August 22, 2010
Human science has achieved remarkable advances during our lifetime. There are many serious diseases that have been conquered. Animals have been successfully cloned, and with the progress that is being made on the human genome project, scientists are coming close to being able to engineer and initiate life. So it is probably only a mild surprise that at a recent scientific conference, a resolution was passed to assert that God was no longer needed. The president of the society made an appointment with God to deliver the bad news. As he was ushered into God’s presence, he first recounted all the achievements that human ingenuity had accomplished.
He ended by saying, “God, I would like to thank you on behalf of humanity for all the centuries that you guided us and were involved in our lives. But the truth is, you are no longer needed. It’s time for you to go.”
God listened to this whole presentation very patiently. When it was over, he said, “Well, I understand your position. But I think that before we sever ties completely, it might be good for us to test whether you’re really able to make it on your own. So if you’re willing, I would propose a small contest. I’d like to see whether you would be able to create a human person as successfully as I have been able to do.”
“No problem,” said the scientist. “I’m confident that we can do it.”
“Now this won’t be easy,” said God, “because what I would ask you to do is to create someone just as I created Adam, out of the dust of the earth.”
“Well,” said the scientist, “we have not been able to do that yet, but I am sure that with a little bit of time we will succeed. So I confidently accept your wager.”
“Fine,” said God. “Go ahead. Start.”
So the scientist smiled and he stooped down and took a handful of dirt into his hands.
“Wait a minute,” said God, “Go find your own dirt!”
We are talented and good people. We have been able to accomplish many things because of our efforts and our abilities. But because of those very things it is easy for us to forget that all that we have and all that we have accomplished would be impossible had not God first blessed us—had not God first given us dirt. Because we are successful, it is easy for us to imagine that our ultimate union with God, our salvation, primarily rests upon our own good actions and works. We can forget that here, as in all things, we are totally dependent on God’s graciousness.

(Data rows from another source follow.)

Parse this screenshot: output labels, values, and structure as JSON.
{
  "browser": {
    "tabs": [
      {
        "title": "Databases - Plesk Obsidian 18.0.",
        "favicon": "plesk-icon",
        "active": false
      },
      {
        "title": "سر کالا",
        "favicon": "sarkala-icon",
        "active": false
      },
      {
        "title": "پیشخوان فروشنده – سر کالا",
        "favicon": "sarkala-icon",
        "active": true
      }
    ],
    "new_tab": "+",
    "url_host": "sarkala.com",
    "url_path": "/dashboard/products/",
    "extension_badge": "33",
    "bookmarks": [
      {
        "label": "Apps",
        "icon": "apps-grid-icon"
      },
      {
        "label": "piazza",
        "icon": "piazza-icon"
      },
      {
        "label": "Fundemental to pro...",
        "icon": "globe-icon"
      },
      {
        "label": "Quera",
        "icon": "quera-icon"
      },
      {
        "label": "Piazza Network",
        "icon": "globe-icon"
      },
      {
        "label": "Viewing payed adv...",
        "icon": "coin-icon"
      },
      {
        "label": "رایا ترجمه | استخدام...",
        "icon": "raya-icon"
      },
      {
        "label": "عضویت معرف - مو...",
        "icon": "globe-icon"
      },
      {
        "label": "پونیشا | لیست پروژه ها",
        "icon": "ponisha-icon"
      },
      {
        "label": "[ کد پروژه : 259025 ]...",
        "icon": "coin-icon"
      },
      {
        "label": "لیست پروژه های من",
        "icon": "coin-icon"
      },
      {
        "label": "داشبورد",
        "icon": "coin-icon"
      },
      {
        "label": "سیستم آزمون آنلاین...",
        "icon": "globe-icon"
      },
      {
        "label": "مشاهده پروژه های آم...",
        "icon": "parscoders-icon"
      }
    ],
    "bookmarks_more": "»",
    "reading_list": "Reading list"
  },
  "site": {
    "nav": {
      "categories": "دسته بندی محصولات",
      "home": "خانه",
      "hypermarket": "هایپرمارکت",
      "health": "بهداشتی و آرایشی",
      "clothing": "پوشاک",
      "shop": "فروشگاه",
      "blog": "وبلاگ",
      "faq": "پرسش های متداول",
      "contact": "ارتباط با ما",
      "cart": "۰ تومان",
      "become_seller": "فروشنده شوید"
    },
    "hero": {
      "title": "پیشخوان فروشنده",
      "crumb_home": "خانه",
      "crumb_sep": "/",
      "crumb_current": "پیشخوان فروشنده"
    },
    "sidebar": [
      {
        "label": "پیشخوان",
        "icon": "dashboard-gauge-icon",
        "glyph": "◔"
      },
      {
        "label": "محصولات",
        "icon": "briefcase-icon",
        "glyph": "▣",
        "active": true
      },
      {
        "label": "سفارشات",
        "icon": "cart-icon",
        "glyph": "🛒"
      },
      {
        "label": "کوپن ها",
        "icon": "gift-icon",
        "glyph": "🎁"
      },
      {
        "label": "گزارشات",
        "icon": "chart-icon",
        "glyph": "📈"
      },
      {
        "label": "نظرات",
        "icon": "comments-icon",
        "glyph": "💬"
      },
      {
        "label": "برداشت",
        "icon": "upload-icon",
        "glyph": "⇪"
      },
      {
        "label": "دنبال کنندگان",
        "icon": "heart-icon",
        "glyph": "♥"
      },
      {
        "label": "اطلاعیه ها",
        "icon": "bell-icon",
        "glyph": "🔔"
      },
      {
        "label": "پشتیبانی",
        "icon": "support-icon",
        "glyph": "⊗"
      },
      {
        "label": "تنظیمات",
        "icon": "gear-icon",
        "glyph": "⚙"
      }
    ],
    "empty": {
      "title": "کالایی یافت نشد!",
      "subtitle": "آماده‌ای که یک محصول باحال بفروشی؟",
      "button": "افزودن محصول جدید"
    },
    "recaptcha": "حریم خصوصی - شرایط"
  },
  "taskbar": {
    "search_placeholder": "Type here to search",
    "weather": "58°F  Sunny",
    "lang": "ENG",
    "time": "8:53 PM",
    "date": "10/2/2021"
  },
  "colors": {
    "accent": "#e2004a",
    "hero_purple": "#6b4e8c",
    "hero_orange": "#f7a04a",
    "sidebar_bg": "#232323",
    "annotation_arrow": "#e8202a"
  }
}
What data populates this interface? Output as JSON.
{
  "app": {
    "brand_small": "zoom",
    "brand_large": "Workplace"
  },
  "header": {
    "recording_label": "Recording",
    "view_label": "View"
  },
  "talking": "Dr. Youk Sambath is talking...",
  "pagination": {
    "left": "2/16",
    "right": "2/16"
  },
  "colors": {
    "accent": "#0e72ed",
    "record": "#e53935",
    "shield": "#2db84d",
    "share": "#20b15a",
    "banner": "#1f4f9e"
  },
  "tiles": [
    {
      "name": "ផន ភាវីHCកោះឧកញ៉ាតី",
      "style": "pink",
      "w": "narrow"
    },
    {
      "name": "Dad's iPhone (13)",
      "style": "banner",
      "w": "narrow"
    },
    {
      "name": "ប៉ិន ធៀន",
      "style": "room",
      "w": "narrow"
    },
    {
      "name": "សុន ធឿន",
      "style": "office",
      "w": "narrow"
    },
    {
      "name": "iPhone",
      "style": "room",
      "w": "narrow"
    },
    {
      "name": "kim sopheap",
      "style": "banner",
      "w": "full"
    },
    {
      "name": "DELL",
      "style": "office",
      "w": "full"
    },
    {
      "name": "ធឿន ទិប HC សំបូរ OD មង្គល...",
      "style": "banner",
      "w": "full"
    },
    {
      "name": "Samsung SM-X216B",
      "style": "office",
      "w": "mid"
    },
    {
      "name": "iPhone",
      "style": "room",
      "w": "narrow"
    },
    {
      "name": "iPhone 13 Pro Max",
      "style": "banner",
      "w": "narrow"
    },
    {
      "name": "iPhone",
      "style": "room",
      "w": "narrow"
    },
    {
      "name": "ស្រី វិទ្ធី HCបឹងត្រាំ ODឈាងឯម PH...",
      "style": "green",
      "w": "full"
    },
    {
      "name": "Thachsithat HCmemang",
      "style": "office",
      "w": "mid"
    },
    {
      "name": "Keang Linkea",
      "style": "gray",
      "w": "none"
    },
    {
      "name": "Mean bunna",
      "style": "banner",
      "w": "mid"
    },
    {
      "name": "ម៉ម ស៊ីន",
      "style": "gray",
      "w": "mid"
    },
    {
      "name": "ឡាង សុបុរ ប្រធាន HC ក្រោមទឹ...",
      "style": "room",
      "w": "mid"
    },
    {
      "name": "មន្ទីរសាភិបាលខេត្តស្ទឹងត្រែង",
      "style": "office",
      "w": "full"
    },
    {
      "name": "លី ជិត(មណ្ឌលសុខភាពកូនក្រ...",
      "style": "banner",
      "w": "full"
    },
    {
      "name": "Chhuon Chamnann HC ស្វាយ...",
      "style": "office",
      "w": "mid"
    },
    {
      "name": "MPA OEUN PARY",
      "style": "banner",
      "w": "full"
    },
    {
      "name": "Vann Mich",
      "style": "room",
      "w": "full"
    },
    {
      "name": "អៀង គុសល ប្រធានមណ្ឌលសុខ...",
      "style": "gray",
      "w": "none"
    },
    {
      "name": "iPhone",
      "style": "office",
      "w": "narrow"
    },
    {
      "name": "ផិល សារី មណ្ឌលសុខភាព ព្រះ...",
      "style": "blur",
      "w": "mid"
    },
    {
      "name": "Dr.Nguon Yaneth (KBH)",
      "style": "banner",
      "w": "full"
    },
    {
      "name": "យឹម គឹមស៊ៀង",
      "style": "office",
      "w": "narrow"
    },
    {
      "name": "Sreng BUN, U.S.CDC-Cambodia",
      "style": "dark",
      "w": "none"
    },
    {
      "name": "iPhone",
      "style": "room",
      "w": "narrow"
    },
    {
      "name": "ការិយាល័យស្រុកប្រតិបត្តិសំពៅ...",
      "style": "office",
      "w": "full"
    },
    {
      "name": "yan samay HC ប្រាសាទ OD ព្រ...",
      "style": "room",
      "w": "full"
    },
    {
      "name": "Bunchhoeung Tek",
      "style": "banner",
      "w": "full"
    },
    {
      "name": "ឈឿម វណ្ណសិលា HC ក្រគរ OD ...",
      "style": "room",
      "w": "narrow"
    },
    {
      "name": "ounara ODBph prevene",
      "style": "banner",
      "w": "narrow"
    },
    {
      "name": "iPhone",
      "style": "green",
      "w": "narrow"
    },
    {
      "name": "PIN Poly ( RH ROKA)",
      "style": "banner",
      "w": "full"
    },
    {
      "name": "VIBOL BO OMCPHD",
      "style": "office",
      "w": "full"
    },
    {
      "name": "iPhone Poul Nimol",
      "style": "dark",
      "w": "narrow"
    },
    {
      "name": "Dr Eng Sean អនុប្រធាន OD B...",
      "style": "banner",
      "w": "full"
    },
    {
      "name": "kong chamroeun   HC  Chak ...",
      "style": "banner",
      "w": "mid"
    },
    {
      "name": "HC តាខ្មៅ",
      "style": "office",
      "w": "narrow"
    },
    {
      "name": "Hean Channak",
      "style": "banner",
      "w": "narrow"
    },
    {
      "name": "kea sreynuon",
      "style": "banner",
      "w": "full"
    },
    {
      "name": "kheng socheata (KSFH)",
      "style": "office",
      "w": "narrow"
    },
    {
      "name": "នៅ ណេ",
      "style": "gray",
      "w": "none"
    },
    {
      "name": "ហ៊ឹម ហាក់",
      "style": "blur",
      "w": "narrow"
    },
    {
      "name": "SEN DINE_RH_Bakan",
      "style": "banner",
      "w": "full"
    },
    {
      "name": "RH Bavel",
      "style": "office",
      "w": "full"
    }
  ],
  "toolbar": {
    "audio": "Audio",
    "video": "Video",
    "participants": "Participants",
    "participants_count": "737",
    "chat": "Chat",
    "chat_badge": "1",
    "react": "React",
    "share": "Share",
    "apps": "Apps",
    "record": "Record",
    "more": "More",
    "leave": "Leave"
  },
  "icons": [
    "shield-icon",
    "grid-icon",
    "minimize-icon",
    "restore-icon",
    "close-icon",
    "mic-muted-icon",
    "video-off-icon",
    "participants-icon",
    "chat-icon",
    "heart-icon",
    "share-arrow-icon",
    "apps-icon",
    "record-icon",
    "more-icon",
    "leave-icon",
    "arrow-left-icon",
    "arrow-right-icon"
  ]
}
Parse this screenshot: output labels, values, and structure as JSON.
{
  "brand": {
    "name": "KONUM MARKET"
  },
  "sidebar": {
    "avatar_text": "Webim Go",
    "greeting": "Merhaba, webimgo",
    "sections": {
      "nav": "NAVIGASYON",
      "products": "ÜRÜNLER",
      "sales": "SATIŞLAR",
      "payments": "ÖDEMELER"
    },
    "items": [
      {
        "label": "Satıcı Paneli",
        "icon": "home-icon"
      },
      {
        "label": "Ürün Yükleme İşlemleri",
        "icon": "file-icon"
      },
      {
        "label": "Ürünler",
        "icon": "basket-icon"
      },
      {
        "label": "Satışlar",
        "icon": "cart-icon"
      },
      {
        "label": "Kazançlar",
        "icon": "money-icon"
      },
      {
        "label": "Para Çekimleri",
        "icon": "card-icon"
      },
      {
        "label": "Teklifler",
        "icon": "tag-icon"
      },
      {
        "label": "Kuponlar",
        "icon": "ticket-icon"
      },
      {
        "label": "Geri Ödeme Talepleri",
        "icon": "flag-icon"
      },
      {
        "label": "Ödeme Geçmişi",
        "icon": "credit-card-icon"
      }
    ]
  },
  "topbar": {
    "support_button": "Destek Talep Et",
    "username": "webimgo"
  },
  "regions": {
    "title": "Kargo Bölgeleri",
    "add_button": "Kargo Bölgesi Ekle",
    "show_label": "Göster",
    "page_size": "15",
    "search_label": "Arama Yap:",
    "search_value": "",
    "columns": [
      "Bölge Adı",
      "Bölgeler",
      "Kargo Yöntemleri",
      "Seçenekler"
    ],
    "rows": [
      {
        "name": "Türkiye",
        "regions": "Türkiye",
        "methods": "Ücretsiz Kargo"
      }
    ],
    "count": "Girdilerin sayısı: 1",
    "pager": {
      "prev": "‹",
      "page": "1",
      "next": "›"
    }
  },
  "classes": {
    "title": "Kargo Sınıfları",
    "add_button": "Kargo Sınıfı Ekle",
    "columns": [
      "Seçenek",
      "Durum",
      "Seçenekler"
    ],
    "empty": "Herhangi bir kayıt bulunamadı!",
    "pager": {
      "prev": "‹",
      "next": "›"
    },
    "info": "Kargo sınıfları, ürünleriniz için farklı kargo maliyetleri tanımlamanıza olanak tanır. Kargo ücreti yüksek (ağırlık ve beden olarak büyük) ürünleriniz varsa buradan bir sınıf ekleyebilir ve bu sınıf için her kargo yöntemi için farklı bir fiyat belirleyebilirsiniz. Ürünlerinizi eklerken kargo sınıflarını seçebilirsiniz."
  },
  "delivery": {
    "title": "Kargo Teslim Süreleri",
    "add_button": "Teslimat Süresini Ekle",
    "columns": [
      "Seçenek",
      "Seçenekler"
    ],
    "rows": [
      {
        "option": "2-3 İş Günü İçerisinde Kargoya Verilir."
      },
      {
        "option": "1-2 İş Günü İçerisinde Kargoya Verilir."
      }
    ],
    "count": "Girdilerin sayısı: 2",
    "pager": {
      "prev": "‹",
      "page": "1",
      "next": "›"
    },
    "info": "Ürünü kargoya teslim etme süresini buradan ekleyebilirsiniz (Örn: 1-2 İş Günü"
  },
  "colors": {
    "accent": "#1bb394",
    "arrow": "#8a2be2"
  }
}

This is the idea we should keep in mind as we listen to today’s gospel, as we hear someone ask Jesus from the crowd, “Are there few who are going to be saved?” It is important to catch the implication of that question. The implication is this, “Are there only a few to be saved besides me?” You see the question is posed with confidence. The questioner is confident he is going to be saved, but he is wondering about everyone else. Why does he think he will be saved? Because he is a good person, because he’s a person of faith, because he is a part of God’s people. Jesus’ harsh response to this question, his insistence that we have to enter through the narrow gate, does not imply that salvation is rare or that God is stingy in granting it. It is meant to shock the confident questioner so that he remembers that his future and his salvation with God is totally dependent on God’s free choice.
This answer by Jesus is important for us as well, because we are good people. We say our prayers. We love our family and friends. Because of those good things which we rightfully and appropriately do, we sometimes forget that, despite all of our achievements, we are still radically dependent on what God has given us. Jesus’ command to enter through the narrow gate is not telling us we need to do more or we need to do something more difficult. It is calling us to a particular perspective, to a way of looking at our relationship to God. It is calling us to realize that everything we have, both our past, present and our future, depends on God’s free grace.
How much more richly would you and I live if we really adopted this perspective. When you wake up in the morning in a comfortable and secure house, you can feel some satisfaction that you are there because your hard work and savings have provided this place for you. But you also need to remember that it is only because God gave you life, abilities, and talents that you have been able to work. Therefore your house is dependent on God’s free gift. When you look at your children growing into responsible adults, you can feel pride that you sacrificed for them and guided them. But you also need to be grateful that somehow they made it through the dangers of high school and college and negotiated the temptations of society to live and to become the people that they are. That gift is totally dependent on God’s graciousness. When any of us look to the future, we can feel satisfaction that we have planned for retirement. We can look forward and feel secure because we are eating well and getting exercise. But whether we live another ten, twenty, or thirty years is not in our control. We are totally dependent on God’s will. Our future is in God’s hands.
Despite all of our efforts and achievements, we as believers must always live with gratitude. We must always claim our radical dependence on God’s goodness to us. To think that we are making it on our own is foolishness. It is like imagining we can make our own dirt.